### Required action:
Lines with the string "icon" in the data below: report how many there are, and write nothing but the number.

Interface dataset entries
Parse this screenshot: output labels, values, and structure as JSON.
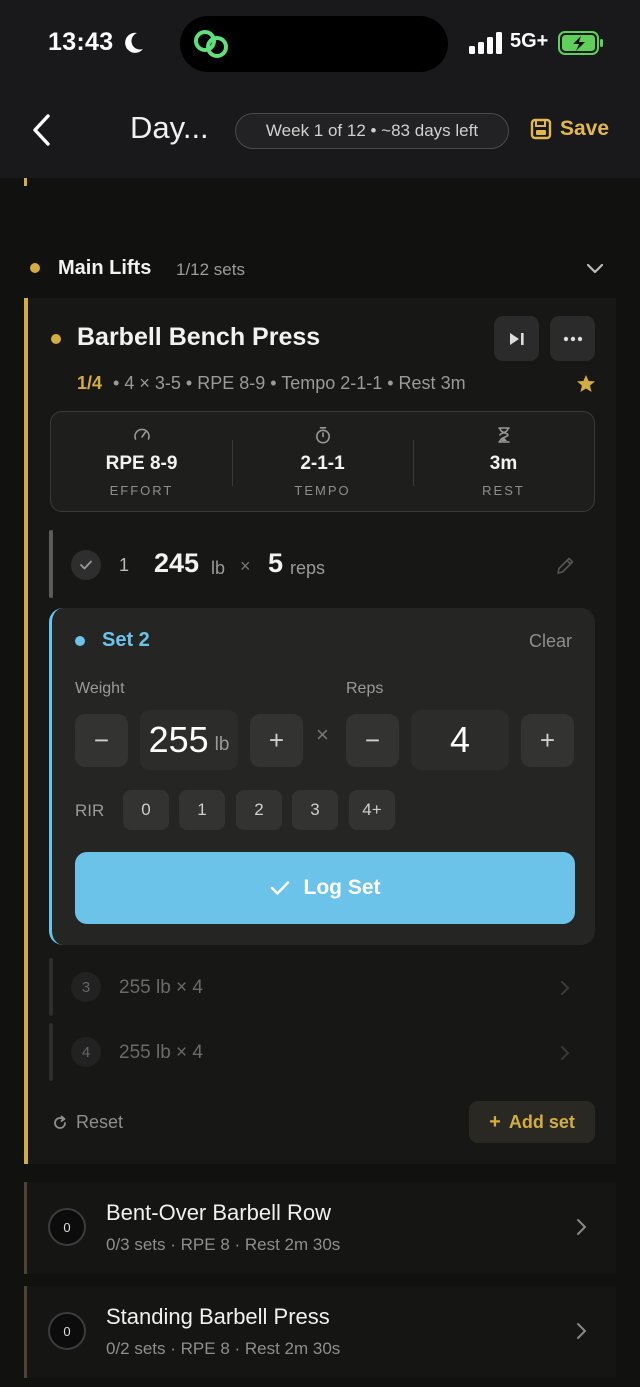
{
  "status_bar": {
    "time": "13:43",
    "network": "5G+"
  },
  "header": {
    "title": "Day...",
    "program_pill": "Week 1 of 12 • ~83 days left",
    "save_label": "Save"
  },
  "section": {
    "title": "Main Lifts",
    "count": "1/12 sets"
  },
  "exercise": {
    "name": "Barbell Bench Press",
    "progress": "1/4",
    "meta": "•  4 × 3-5 • RPE 8-9 • Tempo 2-1-1 • Rest 3m",
    "stats": [
      {
        "icon": "gauge-icon",
        "value": "RPE 8-9",
        "label": "EFFORT"
      },
      {
        "icon": "stopwatch-icon",
        "value": "2-1-1",
        "label": "TEMPO"
      },
      {
        "icon": "hourglass-icon",
        "value": "3m",
        "label": "REST"
      }
    ]
  },
  "logged_set": {
    "number": "1",
    "weight": "245",
    "weight_unit": "lb",
    "times": "×",
    "reps": "5",
    "reps_unit": "reps"
  },
  "active_set": {
    "title": "Set 2",
    "clear_label": "Clear",
    "weight_label": "Weight",
    "reps_label": "Reps",
    "weight_value": "255",
    "weight_unit": "lb",
    "reps_value": "4",
    "minus": "−",
    "plus": "+",
    "times": "×",
    "rir_label": "RIR",
    "rir_options": [
      "0",
      "1",
      "2",
      "3",
      "4+"
    ],
    "log_label": "Log Set",
    "accent_color": "#6cc3ea"
  },
  "pending_sets": [
    {
      "number": "3",
      "text": "255 lb × 4"
    },
    {
      "number": "4",
      "text": "255 lb × 4"
    }
  ],
  "reset_label": "Reset",
  "add_set_label": "Add set",
  "other_exercises": [
    {
      "count": "0",
      "name": "Bent-Over Barbell Row",
      "meta": "0/3 sets  ·  RPE 8  ·  Rest 2m 30s"
    },
    {
      "count": "0",
      "name": "Standing Barbell Press",
      "meta": "0/2 sets  ·  RPE 8  ·  Rest 2m 30s"
    }
  ],
  "colors": {
    "accent_gold": "#d4ad40",
    "accent_blue": "#6cc3ea",
    "background": "#111110"
  }
}
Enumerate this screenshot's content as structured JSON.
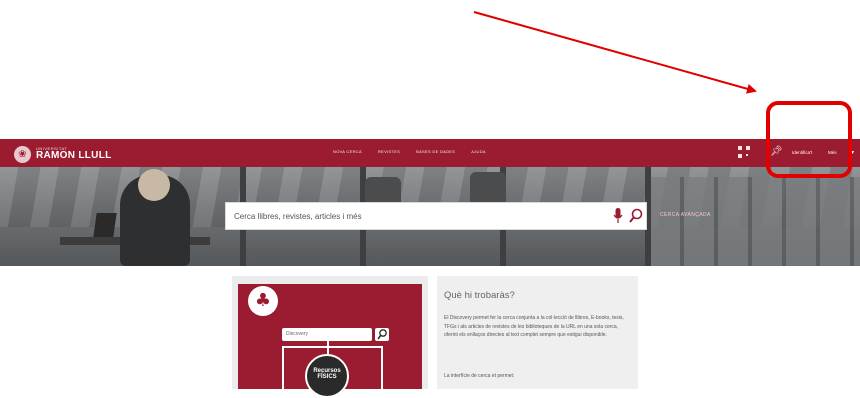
{
  "header": {
    "logo_small": "UNIVERSITAT",
    "logo_big": "RAMON LLULL",
    "nav_links": [
      "NOVA CERCA",
      "REVISTES",
      "BASES DE DADES",
      "AJUDA"
    ],
    "login_label": "Identifica't",
    "more_label": "Més",
    "qr_icon": "qr-code-icon",
    "pin_icon": "pin-icon"
  },
  "search": {
    "placeholder": "Cerca llibres, revistes, articles i més",
    "advanced_label": "CERCA AVANÇADA"
  },
  "left_card": {
    "mini_search_placeholder": "Discovery",
    "resource_line1": "Recursos",
    "resource_line2": "FÍSICS"
  },
  "right_card": {
    "title": "Què hi trobaràs?",
    "body": "El Discovery permet fer la cerca conjunta a la col·lecció de llibres, E-books, tesis, TFGs i als articles de revistes de les biblioteques de la URL en una sola cerca, oferint els enllaços directes al text complet sempre que estigui disponible.",
    "subtitle": "La interfície de cerca et permet:"
  },
  "colors": {
    "brand": "#9b1b30",
    "annotation": "#e00000"
  }
}
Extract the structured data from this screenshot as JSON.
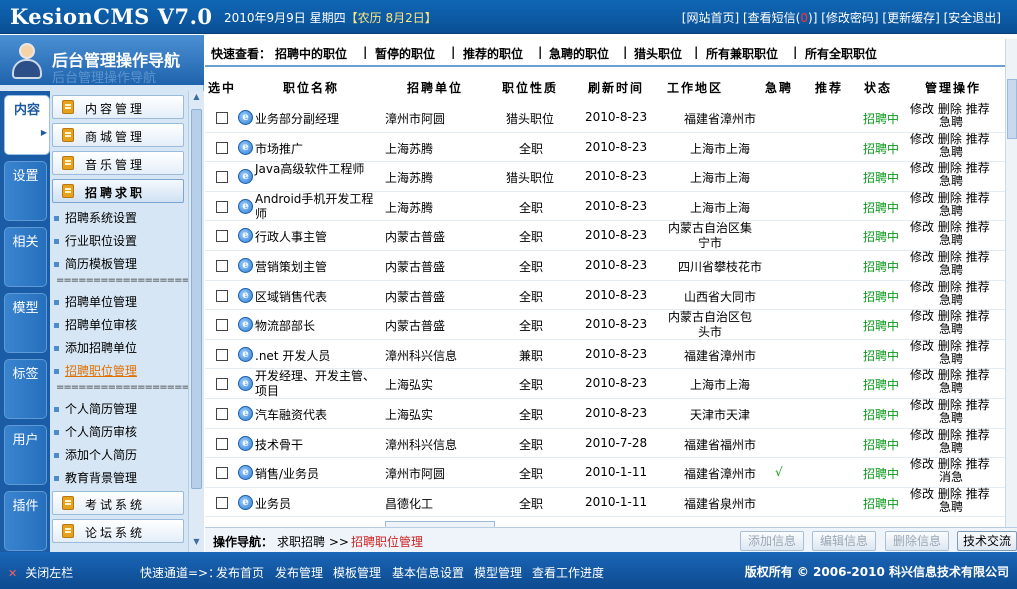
{
  "header": {
    "logo": "KesionCMS V7.0",
    "date": "2010年9月9日 星期四",
    "lunar": "【农历 8月2日】",
    "links": [
      {
        "label": "[网站首页]"
      },
      {
        "label": "[查看短信(",
        "badge": "0",
        "tail": ")]"
      },
      {
        "label": "[修改密码]"
      },
      {
        "label": "[更新缓存]"
      },
      {
        "label": "[安全退出]"
      }
    ]
  },
  "sidebar": {
    "title": "后台管理操作导航",
    "title_ghost": "后台管理操作导航",
    "tabs": [
      "内容",
      "设置",
      "相关",
      "模型",
      "标签",
      "用户",
      "插件"
    ],
    "active_tab": "内容",
    "categories_top": [
      "内容管理",
      "商城管理",
      "音乐管理",
      "招聘求职"
    ],
    "submenu": [
      "招聘系统设置",
      "行业职位设置",
      "简历模板管理",
      "==================",
      "招聘单位管理",
      "招聘单位审核",
      "添加招聘单位",
      "招聘职位管理",
      "==================",
      "个人简历管理",
      "个人简历审核",
      "添加个人简历",
      "教育背景管理"
    ],
    "active_sub": "招聘职位管理",
    "categories_bottom": [
      "考试系统",
      "论坛系统"
    ]
  },
  "quick": {
    "label": "快速查看：",
    "items": [
      "招聘中的职位",
      "暂停的职位",
      "推荐的职位",
      "急聘的职位",
      "猎头职位",
      "所有兼职职位",
      "所有全职职位"
    ],
    "separator": "|"
  },
  "table": {
    "headers": [
      "选中",
      "职位名称",
      "招聘单位",
      "职位性质",
      "刷新时间",
      "工作地区",
      "急聘",
      "推荐",
      "状态",
      "管理操作"
    ],
    "rows": [
      {
        "title": "业务部分副经理",
        "company": "漳州市阿圆",
        "type": "猎头职位",
        "time": "2010-8-23",
        "area": "福建省漳州市",
        "urgent": "",
        "rec": "",
        "status": "招聘中",
        "ops": [
          "修改",
          "删除",
          "推荐",
          "急聘"
        ]
      },
      {
        "title": "市场推广",
        "company": "上海苏腾",
        "type": "全职",
        "time": "2010-8-23",
        "area": "上海市上海",
        "urgent": "",
        "rec": "",
        "status": "招聘中",
        "ops": [
          "修改",
          "删除",
          "推荐",
          "急聘"
        ]
      },
      {
        "title": "Java高级软件工程师",
        "company": "上海苏腾",
        "type": "猎头职位",
        "time": "2010-8-23",
        "area": "上海市上海",
        "urgent": "",
        "rec": "",
        "status": "招聘中",
        "ops": [
          "修改",
          "删除",
          "推荐",
          "急聘"
        ]
      },
      {
        "title": "Android手机开发工程师",
        "company": "上海苏腾",
        "type": "全职",
        "time": "2010-8-23",
        "area": "上海市上海",
        "urgent": "",
        "rec": "",
        "status": "招聘中",
        "ops": [
          "修改",
          "删除",
          "推荐",
          "急聘"
        ]
      },
      {
        "title": "行政人事主管",
        "company": "内蒙古普盛",
        "type": "全职",
        "time": "2010-8-23",
        "area": "内蒙古自治区集宁市",
        "urgent": "",
        "rec": "",
        "status": "招聘中",
        "ops": [
          "修改",
          "删除",
          "推荐",
          "急聘"
        ]
      },
      {
        "title": "营销策划主管",
        "company": "内蒙古普盛",
        "type": "全职",
        "time": "2010-8-23",
        "area": "四川省攀枝花市",
        "urgent": "",
        "rec": "",
        "status": "招聘中",
        "ops": [
          "修改",
          "删除",
          "推荐",
          "急聘"
        ]
      },
      {
        "title": "区域销售代表",
        "company": "内蒙古普盛",
        "type": "全职",
        "time": "2010-8-23",
        "area": "山西省大同市",
        "urgent": "",
        "rec": "",
        "status": "招聘中",
        "ops": [
          "修改",
          "删除",
          "推荐",
          "急聘"
        ]
      },
      {
        "title": "物流部部长",
        "company": "内蒙古普盛",
        "type": "全职",
        "time": "2010-8-23",
        "area": "内蒙古自治区包头市",
        "urgent": "",
        "rec": "",
        "status": "招聘中",
        "ops": [
          "修改",
          "删除",
          "推荐",
          "急聘"
        ]
      },
      {
        "title": ".net 开发人员",
        "company": "漳州科兴信息",
        "type": "兼职",
        "time": "2010-8-23",
        "area": "福建省漳州市",
        "urgent": "",
        "rec": "",
        "status": "招聘中",
        "ops": [
          "修改",
          "删除",
          "推荐",
          "急聘"
        ]
      },
      {
        "title": "开发经理、开发主管、项目",
        "company": "上海弘实",
        "type": "全职",
        "time": "2010-8-23",
        "area": "上海市上海",
        "urgent": "",
        "rec": "",
        "status": "招聘中",
        "ops": [
          "修改",
          "删除",
          "推荐",
          "急聘"
        ]
      },
      {
        "title": "汽车融资代表",
        "company": "上海弘实",
        "type": "全职",
        "time": "2010-8-23",
        "area": "天津市天津",
        "urgent": "",
        "rec": "",
        "status": "招聘中",
        "ops": [
          "修改",
          "删除",
          "推荐",
          "急聘"
        ]
      },
      {
        "title": "技术骨干",
        "company": "漳州科兴信息",
        "type": "全职",
        "time": "2010-7-28",
        "area": "福建省福州市",
        "urgent": "",
        "rec": "",
        "status": "招聘中",
        "ops": [
          "修改",
          "删除",
          "推荐",
          "急聘"
        ]
      },
      {
        "title": "销售/业务员",
        "company": "漳州市阿圆",
        "type": "全职",
        "time": "2010-1-11",
        "area": "福建省漳州市",
        "urgent": "√",
        "rec": "",
        "status": "招聘中",
        "ops": [
          "修改",
          "删除",
          "推荐",
          "消急"
        ]
      },
      {
        "title": "业务员",
        "company": "昌德化工",
        "type": "全职",
        "time": "2010-1-11",
        "area": "福建省泉州市",
        "urgent": "",
        "rec": "",
        "status": "招聘中",
        "ops": [
          "修改",
          "删除",
          "推荐",
          "急聘"
        ]
      }
    ]
  },
  "navbar": {
    "label": "操作导航：",
    "crumb": "求职招聘 >>",
    "current": "招聘职位管理",
    "buttons": [
      "添加信息",
      "编辑信息",
      "删除信息",
      "技术交流"
    ]
  },
  "footer": {
    "close": "关闭左栏",
    "quick_label": "快速通道=>：",
    "links": [
      "发布首页",
      "发布管理",
      "模板管理",
      "基本信息设置",
      "模型管理",
      "查看工作进度"
    ],
    "copyright": "版权所有 © 2006-2010 科兴信息技术有限公司"
  },
  "colors": {
    "header_blue": "#0f67b5",
    "status_green": "#0a9a1a",
    "active_orange": "#e07000"
  }
}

### Answer space:
5